▶ [TO DO] Each record must be printed exactly as given.

══ DATA RECORDS

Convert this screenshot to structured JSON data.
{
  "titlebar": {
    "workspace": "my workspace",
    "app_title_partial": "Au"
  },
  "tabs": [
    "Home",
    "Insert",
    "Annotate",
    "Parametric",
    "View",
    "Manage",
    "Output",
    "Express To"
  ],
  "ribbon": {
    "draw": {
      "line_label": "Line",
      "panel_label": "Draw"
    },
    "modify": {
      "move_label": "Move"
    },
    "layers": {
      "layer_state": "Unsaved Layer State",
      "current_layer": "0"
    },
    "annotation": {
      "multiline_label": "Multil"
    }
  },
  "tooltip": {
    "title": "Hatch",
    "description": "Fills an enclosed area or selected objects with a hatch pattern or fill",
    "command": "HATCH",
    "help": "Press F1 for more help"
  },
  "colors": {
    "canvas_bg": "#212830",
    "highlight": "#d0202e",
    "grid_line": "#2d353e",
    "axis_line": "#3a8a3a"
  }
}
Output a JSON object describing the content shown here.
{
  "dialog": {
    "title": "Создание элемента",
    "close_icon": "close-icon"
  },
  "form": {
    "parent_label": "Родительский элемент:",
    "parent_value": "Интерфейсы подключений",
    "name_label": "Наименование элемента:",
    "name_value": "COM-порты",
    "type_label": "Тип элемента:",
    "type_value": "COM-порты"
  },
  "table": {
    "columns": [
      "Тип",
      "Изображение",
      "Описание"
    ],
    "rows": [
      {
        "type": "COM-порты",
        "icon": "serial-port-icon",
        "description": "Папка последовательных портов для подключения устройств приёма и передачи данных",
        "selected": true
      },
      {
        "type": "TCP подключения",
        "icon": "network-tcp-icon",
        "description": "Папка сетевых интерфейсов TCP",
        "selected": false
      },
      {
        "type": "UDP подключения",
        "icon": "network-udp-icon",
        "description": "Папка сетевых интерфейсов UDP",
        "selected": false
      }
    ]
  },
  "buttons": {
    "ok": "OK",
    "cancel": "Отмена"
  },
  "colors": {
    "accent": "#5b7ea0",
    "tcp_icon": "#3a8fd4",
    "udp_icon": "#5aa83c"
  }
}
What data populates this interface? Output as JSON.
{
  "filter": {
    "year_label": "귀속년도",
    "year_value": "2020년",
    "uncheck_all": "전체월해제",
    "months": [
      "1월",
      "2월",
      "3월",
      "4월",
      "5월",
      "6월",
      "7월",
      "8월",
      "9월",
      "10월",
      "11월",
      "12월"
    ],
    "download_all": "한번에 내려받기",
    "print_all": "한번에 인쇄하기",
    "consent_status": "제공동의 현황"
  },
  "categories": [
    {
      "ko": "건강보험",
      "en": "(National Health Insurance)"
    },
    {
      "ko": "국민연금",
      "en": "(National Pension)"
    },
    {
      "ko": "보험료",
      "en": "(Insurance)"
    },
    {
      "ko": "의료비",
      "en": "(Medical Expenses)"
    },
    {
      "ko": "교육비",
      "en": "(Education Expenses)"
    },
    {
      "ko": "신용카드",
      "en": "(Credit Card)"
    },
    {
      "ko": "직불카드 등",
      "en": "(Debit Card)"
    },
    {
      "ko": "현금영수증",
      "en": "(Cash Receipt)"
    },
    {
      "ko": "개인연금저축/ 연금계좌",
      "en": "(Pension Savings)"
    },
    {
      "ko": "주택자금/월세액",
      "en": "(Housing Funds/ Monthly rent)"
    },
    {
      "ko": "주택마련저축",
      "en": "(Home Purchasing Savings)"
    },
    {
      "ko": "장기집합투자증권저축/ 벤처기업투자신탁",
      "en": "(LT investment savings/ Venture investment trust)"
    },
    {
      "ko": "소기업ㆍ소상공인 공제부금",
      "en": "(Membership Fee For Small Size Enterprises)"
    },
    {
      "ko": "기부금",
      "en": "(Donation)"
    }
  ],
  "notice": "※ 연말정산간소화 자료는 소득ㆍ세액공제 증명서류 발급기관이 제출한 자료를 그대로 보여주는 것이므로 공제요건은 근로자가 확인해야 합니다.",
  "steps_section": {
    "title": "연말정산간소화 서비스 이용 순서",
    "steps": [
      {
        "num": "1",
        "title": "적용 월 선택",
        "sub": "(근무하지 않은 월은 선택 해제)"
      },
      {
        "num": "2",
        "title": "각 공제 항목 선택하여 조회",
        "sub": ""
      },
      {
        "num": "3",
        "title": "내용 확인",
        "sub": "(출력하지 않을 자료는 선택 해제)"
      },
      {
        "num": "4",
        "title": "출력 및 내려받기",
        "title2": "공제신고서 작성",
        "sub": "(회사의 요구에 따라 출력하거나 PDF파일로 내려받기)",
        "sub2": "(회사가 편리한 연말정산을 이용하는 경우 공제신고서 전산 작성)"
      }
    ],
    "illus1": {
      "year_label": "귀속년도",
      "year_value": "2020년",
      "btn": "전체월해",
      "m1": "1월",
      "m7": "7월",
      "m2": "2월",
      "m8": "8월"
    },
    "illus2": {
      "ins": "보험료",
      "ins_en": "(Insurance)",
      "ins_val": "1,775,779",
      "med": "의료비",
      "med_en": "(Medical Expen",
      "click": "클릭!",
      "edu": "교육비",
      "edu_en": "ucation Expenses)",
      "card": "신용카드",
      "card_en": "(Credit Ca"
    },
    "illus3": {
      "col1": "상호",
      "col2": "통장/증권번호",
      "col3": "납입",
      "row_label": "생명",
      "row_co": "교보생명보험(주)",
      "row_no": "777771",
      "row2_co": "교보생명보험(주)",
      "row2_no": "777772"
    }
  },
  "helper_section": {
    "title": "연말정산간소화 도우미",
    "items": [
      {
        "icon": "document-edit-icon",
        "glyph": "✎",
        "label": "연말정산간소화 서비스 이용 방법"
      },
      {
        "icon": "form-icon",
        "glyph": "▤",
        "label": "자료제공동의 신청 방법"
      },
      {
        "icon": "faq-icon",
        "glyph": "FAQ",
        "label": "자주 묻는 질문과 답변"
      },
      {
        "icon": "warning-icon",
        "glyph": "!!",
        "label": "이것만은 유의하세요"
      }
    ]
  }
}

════

▶ [TASK RESULT]
Convert this screenshot to structured JSON data.
{
  "titlebar": {
    "workspace": "my workspace",
    "app_title_partial": "Au"
  },
  "tabs": [
    "Home",
    "Insert",
    "Annotate",
    "Parametric",
    "View",
    "Manage",
    "Output",
    "Express To"
  ],
  "ribbon": {
    "draw": {
      "line_label": "Line",
      "panel_label": "Draw"
    },
    "modify": {
      "move_label": "Move"
    },
    "layers": {
      "layer_state": "Unsaved Layer State",
      "current_layer": "0"
    },
    "annotation": {
      "multiline_label": "Multil"
    }
  },
  "tooltip": {
    "title": "Hatch",
    "description": "Fills an enclosed area or selected objects with a hatch pattern or fill",
    "command": "HATCH",
    "help": "Press F1 for more help"
  },
  "colors": {
    "canvas_bg": "#212830",
    "highlight": "#d0202e",
    "grid_line": "#2d353e",
    "axis_line": "#3a8a3a"
  }
}
Output a JSON object describing the content shown here.
{
  "dialog": {
    "title": "Создание элемента",
    "close_icon": "close-icon"
  },
  "form": {
    "parent_label": "Родительский элемент:",
    "parent_value": "Интерфейсы подключений",
    "name_label": "Наименование элемента:",
    "name_value": "COM-порты",
    "type_label": "Тип элемента:",
    "type_value": "COM-порты"
  },
  "table": {
    "columns": [
      "Тип",
      "Изображение",
      "Описание"
    ],
    "rows": [
      {
        "type": "COM-порты",
        "icon": "serial-port-icon",
        "description": "Папка последовательных портов для подключения устройств приёма и передачи данных",
        "selected": true
      },
      {
        "type": "TCP подключения",
        "icon": "network-tcp-icon",
        "description": "Папка сетевых интерфейсов TCP",
        "selected": false
      },
      {
        "type": "UDP подключения",
        "icon": "network-udp-icon",
        "description": "Папка сетевых интерфейсов UDP",
        "selected": false
      }
    ]
  },
  "buttons": {
    "ok": "OK",
    "cancel": "Отмена"
  },
  "colors": {
    "accent": "#5b7ea0",
    "tcp_icon": "#3a8fd4",
    "udp_icon": "#5aa83c"
  }
}
What data populates this interface? Output as JSON.
{
  "filter": {
    "year_label": "귀속년도",
    "year_value": "2020년",
    "uncheck_all": "전체월해제",
    "months": [
      "1월",
      "2월",
      "3월",
      "4월",
      "5월",
      "6월",
      "7월",
      "8월",
      "9월",
      "10월",
      "11월",
      "12월"
    ],
    "download_all": "한번에 내려받기",
    "print_all": "한번에 인쇄하기",
    "consent_status": "제공동의 현황"
  },
  "categories": [
    {
      "ko": "건강보험",
      "en": "(National Health Insurance)"
    },
    {
      "ko": "국민연금",
      "en": "(National Pension)"
    },
    {
      "ko": "보험료",
      "en": "(Insurance)"
    },
    {
      "ko": "의료비",
      "en": "(Medical Expenses)"
    },
    {
      "ko": "교육비",
      "en": "(Education Expenses)"
    },
    {
      "ko": "신용카드",
      "en": "(Credit Card)"
    },
    {
      "ko": "직불카드 등",
      "en": "(Debit Card)"
    },
    {
      "ko": "현금영수증",
      "en": "(Cash Receipt)"
    },
    {
      "ko": "개인연금저축/ 연금계좌",
      "en": "(Pension Savings)"
    },
    {
      "ko": "주택자금/월세액",
      "en": "(Housing Funds/ Monthly rent)"
    },
    {
      "ko": "주택마련저축",
      "en": "(Home Purchasing Savings)"
    },
    {
      "ko": "장기집합투자증권저축/ 벤처기업투자신탁",
      "en": "(LT investment savings/ Venture investment trust)"
    },
    {
      "ko": "소기업ㆍ소상공인 공제부금",
      "en": "(Membership Fee For Small Size Enterprises)"
    },
    {
      "ko": "기부금",
      "en": "(Donation)"
    }
  ],
  "notice": "※ 연말정산간소화 자료는 소득ㆍ세액공제 증명서류 발급기관이 제출한 자료를 그대로 보여주는 것이므로 공제요건은 근로자가 확인해야 합니다.",
  "steps_section": {
    "title": "연말정산간소화 서비스 이용 순서",
    "steps": [
      {
        "num": "1",
        "title": "적용 월 선택",
        "sub": "(근무하지 않은 월은 선택 해제)"
      },
      {
        "num": "2",
        "title": "각 공제 항목 선택하여 조회",
        "sub": ""
      },
      {
        "num": "3",
        "title": "내용 확인",
        "sub": "(출력하지 않을 자료는 선택 해제)"
      },
      {
        "num": "4",
        "title": "출력 및 내려받기",
        "title2": "공제신고서 작성",
        "sub": "(회사의 요구에 따라 출력하거나 PDF파일로 내려받기)",
        "sub2": "(회사가 편리한 연말정산을 이용하는 경우 공제신고서 전산 작성)"
      }
    ],
    "illus1": {
      "year_label": "귀속년도",
      "year_value": "2020년",
      "btn": "전체월해",
      "m1": "1월",
      "m7": "7월",
      "m2": "2월",
      "m8": "8월"
    },
    "illus2": {
      "ins": "보험료",
      "ins_en": "(Insurance)",
      "ins_val": "1,775,779",
      "med": "의료비",
      "med_en": "(Medical Expen",
      "click": "클릭!",
      "edu": "교육비",
      "edu_en": "ucation Expenses)",
      "card": "신용카드",
      "card_en": "(Credit Ca"
    },
    "illus3": {
      "col1": "상호",
      "col2": "통장/증권번호",
      "col3": "납입",
      "row_label": "생명",
      "row_co": "교보생명보험(주)",
      "row_no": "777771",
      "row2_co": "교보생명보험(주)",
      "row2_no": "777772"
    }
  },
  "helper_section": {
    "title": "연말정산간소화 도우미",
    "items": [
      {
        "icon": "document-edit-icon",
        "glyph": "✎",
        "label": "연말정산간소화 서비스 이용 방법"
      },
      {
        "icon": "form-icon",
        "glyph": "▤",
        "label": "자료제공동의 신청 방법"
      },
      {
        "icon": "faq-icon",
        "glyph": "FAQ",
        "label": "자주 묻는 질문과 답변"
      },
      {
        "icon": "warning-icon",
        "glyph": "!!",
        "label": "이것만은 유의하세요"
      }
    ]
  }
}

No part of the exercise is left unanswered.